- _Activity_: Copy each line of the material below that includes the string "Forms".

- _Data shown_:
· · ·
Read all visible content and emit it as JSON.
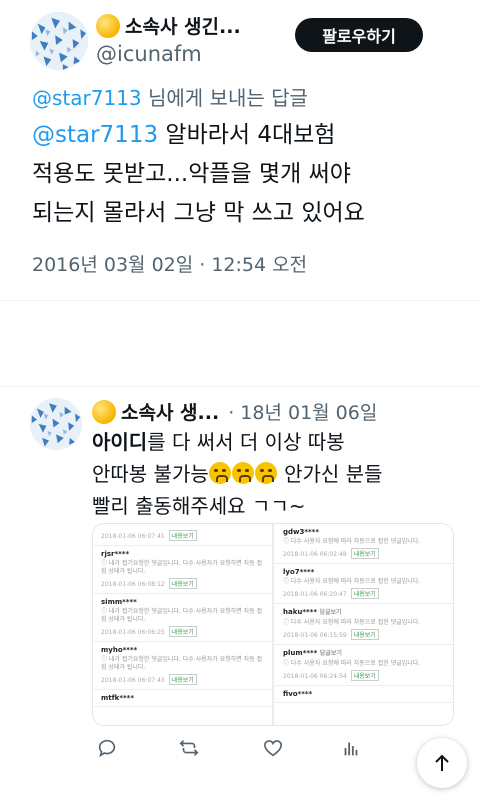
{
  "main_tweet": {
    "display_name": "소속사 생긴...",
    "handle": "@icunafm",
    "follow_label": "팔로우하기",
    "reply_to_handle": "@star7113",
    "reply_to_suffix": " 님에게 보내는 답글",
    "text_mention": "@star7113",
    "text_line1_rest": " 알바라서 4대보험",
    "text_line2": "적용도 못받고...악플을 몇개 써야",
    "text_line3": "되는지 몰라서 그냥 막 쓰고 있어요",
    "timestamp": "2016년 03월 02일 · 12:54 오전"
  },
  "quoted_tweet": {
    "display_name": "소속사 생...",
    "date": "· 18년 01월 06일",
    "line1_bold": "아이디",
    "line1_rest": "를 다 써서 더 이상 따봉",
    "line2_pre": "안따봉 불가능",
    "line2_post": " 안가신 분들",
    "line3": "빨리 출동해주세요 ㄱㄱ~",
    "embed": {
      "left_top_meta": "2018-01-06 06:07:41",
      "left_items": [
        {
          "user": "rjsr****",
          "notice": "ⓘ 내가 접기요청한 댓글입니다. 다수 사용자가 요청하면 자동 접힘 상태가 됩니다.",
          "meta": "2018-01-06 06:08:12"
        },
        {
          "user": "simm****",
          "notice": "ⓘ 내가 접기요청한 댓글입니다. 다수 사용자가 요청하면 자동 접힘 상태가 됩니다.",
          "meta": "2018-01-06 06:06:25"
        },
        {
          "user": "myho****",
          "notice": "ⓘ 내가 접기요청한 댓글입니다. 다수 사용자가 요청하면 자동 접힘 상태가 됩니다.",
          "meta": "2018-01-06 06:07:43"
        },
        {
          "user": "mtfk****",
          "notice": "",
          "meta": ""
        }
      ],
      "right_items": [
        {
          "user": "gdw3****",
          "notice": "ⓘ 다수 사용자 요청에 따라 자동으로 접힌 댓글입니다.",
          "meta": "2018-01-06 06:02:48"
        },
        {
          "user": "lyo7****",
          "notice": "ⓘ 다수 사용자 요청에 따라 자동으로 접힌 댓글입니다.",
          "meta": "2018-01-06 06:20:47"
        },
        {
          "user": "haku****",
          "notice": "ⓘ 다수 사용자 요청에 따라 자동으로 접힌 댓글입니다.",
          "meta": "2018-01-06 06:15:59"
        },
        {
          "user": "plum****",
          "notice": "ⓘ 다수 사용자 요청에 따라 자동으로 접힌 댓글입니다.",
          "meta": "2018-01-06 06:24:54"
        },
        {
          "user": "fivo****",
          "notice": "",
          "meta": ""
        }
      ],
      "show_button_label": "내용보기",
      "reply_tag": "답글보기"
    }
  },
  "icons": {
    "reply": "reply-icon",
    "retweet": "retweet-icon",
    "like": "heart-icon",
    "stats": "bar-chart-icon",
    "scroll_top": "arrow-up-icon"
  },
  "colors": {
    "accent": "#1d9bf0",
    "secondary_text": "#536471",
    "follow_bg": "#0f1419"
  }
}
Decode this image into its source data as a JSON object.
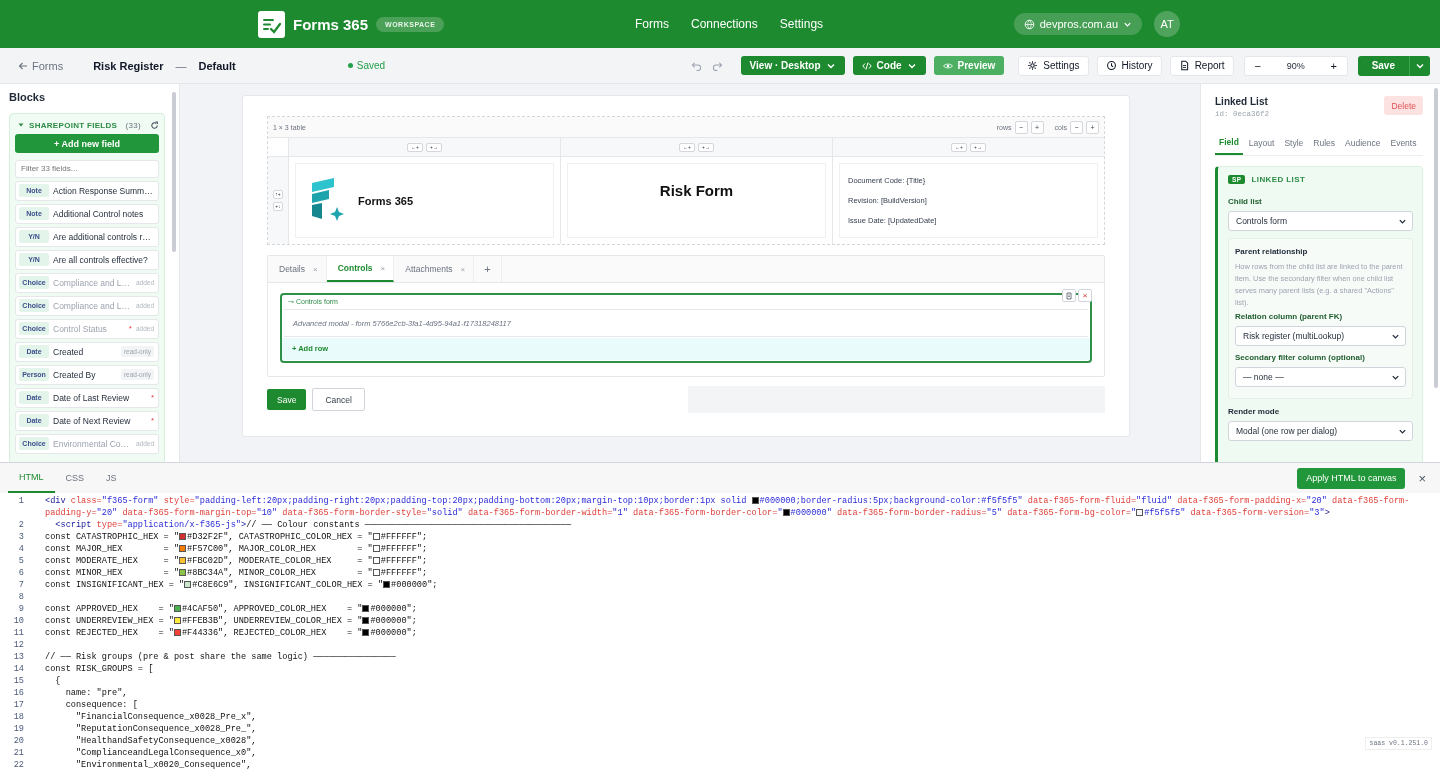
{
  "topbar": {
    "brand": "Forms 365",
    "badge": "WORKSPACE",
    "nav": [
      {
        "label": "Forms"
      },
      {
        "label": "Connections"
      },
      {
        "label": "Settings"
      }
    ],
    "tenant": "devpros.com.au",
    "avatar": "AT"
  },
  "toolbar": {
    "back": "Forms",
    "title": "Risk Register",
    "separator": "—",
    "variant": "Default",
    "status": "Saved",
    "view": "View · Desktop",
    "code": "Code",
    "preview": "Preview",
    "tools": [
      {
        "label": "Settings"
      },
      {
        "label": "History"
      },
      {
        "label": "Report"
      }
    ],
    "zoom_out": "−",
    "zoom": "90%",
    "zoom_in": "+",
    "save": "Save"
  },
  "sidebar": {
    "title": "Blocks",
    "section": {
      "title": "SHAREPOINT FIELDS",
      "count": "(33)",
      "expanded": true,
      "add_button": "+ Add new field",
      "filter_placeholder": "Filter 33 fields...",
      "fields": [
        {
          "type": "Note",
          "label": "Action Response Summ…",
          "added": false
        },
        {
          "type": "Note",
          "label": "Additional Control notes",
          "added": false
        },
        {
          "type": "Y/N",
          "label": "Are additional controls r…",
          "added": false
        },
        {
          "type": "Y/N",
          "label": "Are all controls effective?",
          "added": false
        },
        {
          "type": "Choice",
          "label": "Compliance and L…",
          "added": true,
          "note": "added"
        },
        {
          "type": "Choice",
          "label": "Compliance and L…",
          "added": true,
          "note": "added"
        },
        {
          "type": "Choice",
          "label": "Control Status",
          "added": true,
          "marker": "*",
          "note": "added"
        },
        {
          "type": "Date",
          "label": "Created",
          "added": false,
          "tag": "read-only"
        },
        {
          "type": "Person",
          "label": "Created By",
          "added": false,
          "tag": "read-only"
        },
        {
          "type": "Date",
          "label": "Date of Last Review",
          "added": false,
          "marker": "*"
        },
        {
          "type": "Date",
          "label": "Date of Next Review",
          "added": false,
          "marker": "*"
        },
        {
          "type": "Choice",
          "label": "Environmental Co…",
          "added": true,
          "note": "added"
        }
      ]
    }
  },
  "canvas": {
    "table": {
      "caption": "1 × 3 table",
      "rows_label": "rows",
      "rows_buttons": [
        "−",
        "+"
      ],
      "cols_label": "cols",
      "cols_buttons": [
        "−",
        "+"
      ],
      "columns": [
        {
          "controls": [
            "←+",
            "+→"
          ]
        },
        {
          "controls": [
            "←+",
            "+→"
          ]
        },
        {
          "controls": [
            "←+",
            "+→"
          ]
        }
      ],
      "row_controls": [
        "↑+",
        "+↓"
      ],
      "logo_text": "Forms 365",
      "title": "Risk Form",
      "meta": [
        "Document Code: {Title}",
        "Revision: [BuildVersion]",
        "Issue Date: [UpdatedDate]"
      ]
    },
    "tabs": [
      {
        "label": "Details",
        "close": "×",
        "selected": false
      },
      {
        "label": "Controls",
        "close": "×",
        "selected": true
      },
      {
        "label": "Attachments",
        "close": "×",
        "selected": false
      }
    ],
    "add_tab": "+",
    "linked_list": {
      "label": "⊸ Controls form",
      "close": "×",
      "rows": [
        "Advanced modal - form 5766e2cb-3fa1-4d95-94a1-f17318248117"
      ],
      "add_row": "+ Add row"
    },
    "save": "Save",
    "cancel": "Cancel"
  },
  "inspector": {
    "title": "Linked List",
    "id": "id: 0eca36f2",
    "delete": "Delete",
    "tabs": [
      {
        "label": "Field",
        "selected": true
      },
      {
        "label": "Layout",
        "selected": false
      },
      {
        "label": "Style",
        "selected": false
      },
      {
        "label": "Rules",
        "selected": false
      },
      {
        "label": "Audience",
        "selected": false
      },
      {
        "label": "Events",
        "selected": false
      }
    ],
    "section": {
      "badge": "SP",
      "title": "LINKED LIST",
      "child_list": {
        "label": "Child list",
        "value": "Controls form"
      },
      "relationship": {
        "title": "Parent relationship",
        "description": "How rows from the child list are linked to the parent item. Use the secondary filter when one child list serves many parent lists (e.g. a shared \"Actions\" list).",
        "relation": {
          "label": "Relation column (parent FK)",
          "value": "Risk register (multiLookup)"
        },
        "secondary": {
          "label": "Secondary filter column (optional)",
          "value": "— none —"
        }
      },
      "render_mode": {
        "label": "Render mode",
        "value": "Modal (one row per dialog)"
      }
    }
  },
  "code_panel": {
    "tabs": [
      {
        "label": "HTML",
        "selected": true
      },
      {
        "label": "CSS",
        "selected": false
      },
      {
        "label": "JS",
        "selected": false
      }
    ],
    "apply": "Apply HTML to canvas",
    "close": "×",
    "version": "saas v0.1.251.0",
    "lines": [
      {
        "number": "1",
        "segments": [
          {
            "kind": "tag",
            "text": "<div"
          },
          {
            "kind": "attr",
            "text": " class="
          },
          {
            "kind": "str",
            "text": "\"f365-form\""
          },
          {
            "kind": "attr",
            "text": " style="
          },
          {
            "kind": "str",
            "text": "\"padding-left:20px;padding-right:20px;padding-top:20px;padding-bottom:20px;margin-top:10px;border:1px solid "
          },
          {
            "kind": "swatch",
            "color": "#000000"
          },
          {
            "kind": "str",
            "text": "#000000;border-radius:5px;background-color:#f5f5f5\""
          },
          {
            "kind": "attr",
            "text": " data-f365-form-fluid="
          },
          {
            "kind": "str",
            "text": "\"fluid\""
          },
          {
            "kind": "attr",
            "text": " data-f365-form-padding-x="
          },
          {
            "kind": "str",
            "text": "\"20\""
          },
          {
            "kind": "attr",
            "text": " data-f365-form-padding-y="
          },
          {
            "kind": "str",
            "text": "\"20\""
          },
          {
            "kind": "attr",
            "text": " data-f365-form-margin-top="
          },
          {
            "kind": "str",
            "text": "\"10\""
          },
          {
            "kind": "attr",
            "text": " data-f365-form-border-style="
          },
          {
            "kind": "str",
            "text": "\"solid\""
          },
          {
            "kind": "attr",
            "text": " data-f365-form-border-width="
          },
          {
            "kind": "str",
            "text": "\"1\""
          },
          {
            "kind": "attr",
            "text": " data-f365-form-border-color="
          },
          {
            "kind": "str",
            "text": "\""
          },
          {
            "kind": "swatch",
            "color": "#000000"
          },
          {
            "kind": "str",
            "text": "#000000\""
          },
          {
            "kind": "attr",
            "text": " data-f365-form-border-radius="
          },
          {
            "kind": "str",
            "text": "\"5\""
          },
          {
            "kind": "attr",
            "text": " data-f365-form-bg-color="
          },
          {
            "kind": "str",
            "text": "\""
          },
          {
            "kind": "swatch",
            "color": "#f5f5f5"
          },
          {
            "kind": "str",
            "text": "#f5f5f5\""
          },
          {
            "kind": "attr",
            "text": " data-f365-form-version="
          },
          {
            "kind": "str",
            "text": "\"3\""
          },
          {
            "kind": "tag",
            "text": ">"
          }
        ]
      },
      {
        "number": "2",
        "segments": [
          {
            "kind": "tag",
            "text": "  <script"
          },
          {
            "kind": "attr",
            "text": " type="
          },
          {
            "kind": "str",
            "text": "\"application/x-f365-js\""
          },
          {
            "kind": "tag",
            "text": ">"
          },
          {
            "kind": "plain",
            "text": "// —— Colour constants ————————————————————————————————————————"
          }
        ]
      },
      {
        "number": "3",
        "segments": [
          {
            "kind": "plain",
            "text": "const CATASTROPHIC_HEX = \""
          },
          {
            "kind": "swatch",
            "color": "#d32f2f"
          },
          {
            "kind": "plain",
            "text": "#D32F2F\", CATASTROPHIC_COLOR_HEX = \""
          },
          {
            "kind": "swatch",
            "color": "#ffffff"
          },
          {
            "kind": "plain",
            "text": "#FFFFFF\";"
          }
        ]
      },
      {
        "number": "4",
        "segments": [
          {
            "kind": "plain",
            "text": "const MAJOR_HEX        = \""
          },
          {
            "kind": "swatch",
            "color": "#f57c00"
          },
          {
            "kind": "plain",
            "text": "#F57C00\", MAJOR_COLOR_HEX        = \""
          },
          {
            "kind": "swatch",
            "color": "#ffffff"
          },
          {
            "kind": "plain",
            "text": "#FFFFFF\";"
          }
        ]
      },
      {
        "number": "5",
        "segments": [
          {
            "kind": "plain",
            "text": "const MODERATE_HEX     = \""
          },
          {
            "kind": "swatch",
            "color": "#fbc02d"
          },
          {
            "kind": "plain",
            "text": "#FBC02D\", MODERATE_COLOR_HEX     = \""
          },
          {
            "kind": "swatch",
            "color": "#ffffff"
          },
          {
            "kind": "plain",
            "text": "#FFFFFF\";"
          }
        ]
      },
      {
        "number": "6",
        "segments": [
          {
            "kind": "plain",
            "text": "const MINOR_HEX        = \""
          },
          {
            "kind": "swatch",
            "color": "#8bc34a"
          },
          {
            "kind": "plain",
            "text": "#8BC34A\", MINOR_COLOR_HEX        = \""
          },
          {
            "kind": "swatch",
            "color": "#ffffff"
          },
          {
            "kind": "plain",
            "text": "#FFFFFF\";"
          }
        ]
      },
      {
        "number": "7",
        "segments": [
          {
            "kind": "plain",
            "text": "const INSIGNIFICANT_HEX = \""
          },
          {
            "kind": "swatch",
            "color": "#c8e6c9"
          },
          {
            "kind": "plain",
            "text": "#C8E6C9\", INSIGNIFICANT_COLOR_HEX = \""
          },
          {
            "kind": "swatch",
            "color": "#000000"
          },
          {
            "kind": "plain",
            "text": "#000000\";"
          }
        ]
      },
      {
        "number": "8"
      },
      {
        "number": "9",
        "segments": [
          {
            "kind": "plain",
            "text": "const APPROVED_HEX    = \""
          },
          {
            "kind": "swatch",
            "color": "#4caf50"
          },
          {
            "kind": "plain",
            "text": "#4CAF50\", APPROVED_COLOR_HEX    = \""
          },
          {
            "kind": "swatch",
            "color": "#000000"
          },
          {
            "kind": "plain",
            "text": "#000000\";"
          }
        ]
      },
      {
        "number": "10",
        "segments": [
          {
            "kind": "plain",
            "text": "const UNDERREVIEW_HEX = \""
          },
          {
            "kind": "swatch",
            "color": "#ffeb3b"
          },
          {
            "kind": "plain",
            "text": "#FFEB3B\", UNDERREVIEW_COLOR_HEX = \""
          },
          {
            "kind": "swatch",
            "color": "#000000"
          },
          {
            "kind": "plain",
            "text": "#000000\";"
          }
        ]
      },
      {
        "number": "11",
        "segments": [
          {
            "kind": "plain",
            "text": "const REJECTED_HEX    = \""
          },
          {
            "kind": "swatch",
            "color": "#f44336"
          },
          {
            "kind": "plain",
            "text": "#F44336\", REJECTED_COLOR_HEX    = \""
          },
          {
            "kind": "swatch",
            "color": "#000000"
          },
          {
            "kind": "plain",
            "text": "#000000\";"
          }
        ]
      },
      {
        "number": "12"
      },
      {
        "number": "13",
        "segments": [
          {
            "kind": "plain",
            "text": "// —— Risk groups (pre & post share the same logic) ————————————————"
          }
        ]
      },
      {
        "number": "14",
        "segments": [
          {
            "kind": "plain",
            "text": "const RISK_GROUPS = ["
          }
        ]
      },
      {
        "number": "15",
        "segments": [
          {
            "kind": "plain",
            "text": "  {"
          }
        ]
      },
      {
        "number": "16",
        "segments": [
          {
            "kind": "plain",
            "text": "    name: \"pre\","
          }
        ]
      },
      {
        "number": "17",
        "segments": [
          {
            "kind": "plain",
            "text": "    consequence: ["
          }
        ]
      },
      {
        "number": "18",
        "segments": [
          {
            "kind": "plain",
            "text": "      \"FinancialConsequence_x0028_Pre_x\","
          }
        ]
      },
      {
        "number": "19",
        "segments": [
          {
            "kind": "plain",
            "text": "      \"ReputationConsequence_x0028_Pre_\","
          }
        ]
      },
      {
        "number": "20",
        "segments": [
          {
            "kind": "plain",
            "text": "      \"HealthandSafetyConsequence_x0028\","
          }
        ]
      },
      {
        "number": "21",
        "segments": [
          {
            "kind": "plain",
            "text": "      \"ComplianceandLegalConsequence_x0\","
          }
        ]
      },
      {
        "number": "22",
        "segments": [
          {
            "kind": "plain",
            "text": "      \"Environmental_x0020_Consequence\","
          }
        ]
      }
    ]
  }
}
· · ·
- _Written solution_:
    "brand": "Forms 365",
        "label": "Forms"
    "back": "Forms",
      "logo_text": "Forms 365",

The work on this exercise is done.